By Cliff Rold
This Saturday, 34-year old former 105 and 108 lb. titlist Donnie Nietes (38-1-4, 22 KO) makes his long discussed debut in the flyweight division. He’ll face former 108 lb. titlist and one-time flyweight contender Edgar Sosa (52-9, 30 KO) to get his feet wet in the class (BeIn Espanol, 11 PM EST/8 PM PST). A couple years ago, Sosa might have been an intriguing test. More than a year removed from a shelling at the hands of Roman Gonzalez, it would be surprise if the 37-year old Sosa is strong competition.
Part of that is the quality of the man in front of Sosa. Nietes hasn’t made much of a splash in the US, though he makes his second appearance here in three starts. He’s been a gem to watch for fans in the Philippines. A thoughtful boxer with finishing ability, Nietes has notched a record of 14-0-1 in title fights and defeated several other titlist types from the lowest weight classes.
The flyweight division has been red-hot for most of this decade. Nietes would always have been a welcome addition. It was in discussion for a long time. Since at least 2014, there were rumblings from his camp that a move was imminent. Nietes challenging the likes of unified beltholder Juan Francisco Estrada or lineal kingpin Roman Gonzalez would have been hardcore manna.
The wait for Nietes to move up is no more. It’s finally happening…
…and the division isn’t so red-hot anymore.
Timing is everything. Already 34, time isn’t on Nietes side.
For Nietes’ chances of getting those established names in the ring, his timing couldn’t be worse.
Gonzalez successfully moved to 115 lbs. earlier this month. He’s staying there. Estrada has been sidelined with an injury for most of a year. Seeing the division’s biggest draw head north, he vacated his titles at flyweight and moved up right behind Gonzalez. His ring return is next month. Combining those two with Carlos Cuadras and Naoya Inoue, as well as solid talents like Jerwin Ancajas and Srisaket Sor Rungvisai, the red-hot flyweight class is now the suddenly red-hot Jr. bantamweight field.
Flyweight is reduced to a still interesting but decidedly lukewarm remainder.
Japan’s Kazuto Ioka remains. Of all that is still standing at flyweight, that could be the best fight available for Nietes if such a fight could be made at all. Given his relationship with the WBO over the years (Nietes has worn their belts for both his title reigns), the most likely path to a third divisional title might end up being Zou Shiming.
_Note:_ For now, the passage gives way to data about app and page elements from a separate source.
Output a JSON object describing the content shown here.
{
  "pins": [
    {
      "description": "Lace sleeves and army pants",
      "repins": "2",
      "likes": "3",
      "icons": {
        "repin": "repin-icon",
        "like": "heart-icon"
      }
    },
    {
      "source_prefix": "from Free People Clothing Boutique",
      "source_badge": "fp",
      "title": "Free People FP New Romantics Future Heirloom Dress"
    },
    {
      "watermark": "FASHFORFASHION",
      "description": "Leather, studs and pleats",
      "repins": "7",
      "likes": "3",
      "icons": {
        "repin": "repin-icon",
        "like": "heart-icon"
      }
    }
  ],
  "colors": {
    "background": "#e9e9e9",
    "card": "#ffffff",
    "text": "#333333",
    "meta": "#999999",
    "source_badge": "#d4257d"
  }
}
Shiming is slated for a November rematch with Kwanpichit Onesongchaigym whom he defeated by decision in 2014. They are currently rated 2 and 3 in the WBO ratings at 112. Nietes, sans a fight at flyweight, is already rated #1. Given Estrada’s vacating of the crown, the WBO could elect to crown the winner of Shiming-Onesongchaigym II as their champion or make it an eliminator with the winner to face Nietes.
There’s nothing wrong with going through the paces to pick up what belt he can in a third weight class. Nietes has had a fine career and that would be a nice feather in his cap if he gets there.
It’s a far cry from getting the sort of career defining opportunity a fight against Gonzalez or Estrada would have brought.
The lower weights are a different economic animal than their bigger brethren. Stardom there rarely comes with seven figure paydays. Giving up belts is a bigger economic risk. Nietes and his team may have been looking at the big picture but they also knew there was at least some upside to the risks of moving up or they wouldn’t have talked about it regularly the last couple years.
It all begs the question: what was Team Nietes waiting for?
The fighter certainly said the right things. Just last year, they were quoted through various sources about wanting to face Estrada or Gonzalez. He remained at 108 lbs. a little longer. If he was serious about wanting those fights at 112 lbs., he let the train pass him by.
If he still wants them, he’s not done moving up in weight.
It would have been nice to see Nietes moved faster, and sooner. He’s the sort of good fighter whose ceiling has never quite been defined. There is no guarantee an earlier move up the scale would have secured the fights he’s said he wanted. He would have at least had a chance to force his way into someone’s mandatory line of sight.
Time hasn’t run out on Nietes yet but every day he’s a little bit older. He’s a very good fighter. The Sosa’s and Shiming’s aren’t going to tell us how good.
There is every reason to think that Nietes has come to the party just in time to dance alone.
Cliff Rold is the Managing Editor of BoxingScene, a founding member of the Transnational Boxing Rankings Board, and a member of the Boxing Writers Association of America. He can be reached at firstname.lastname@example.org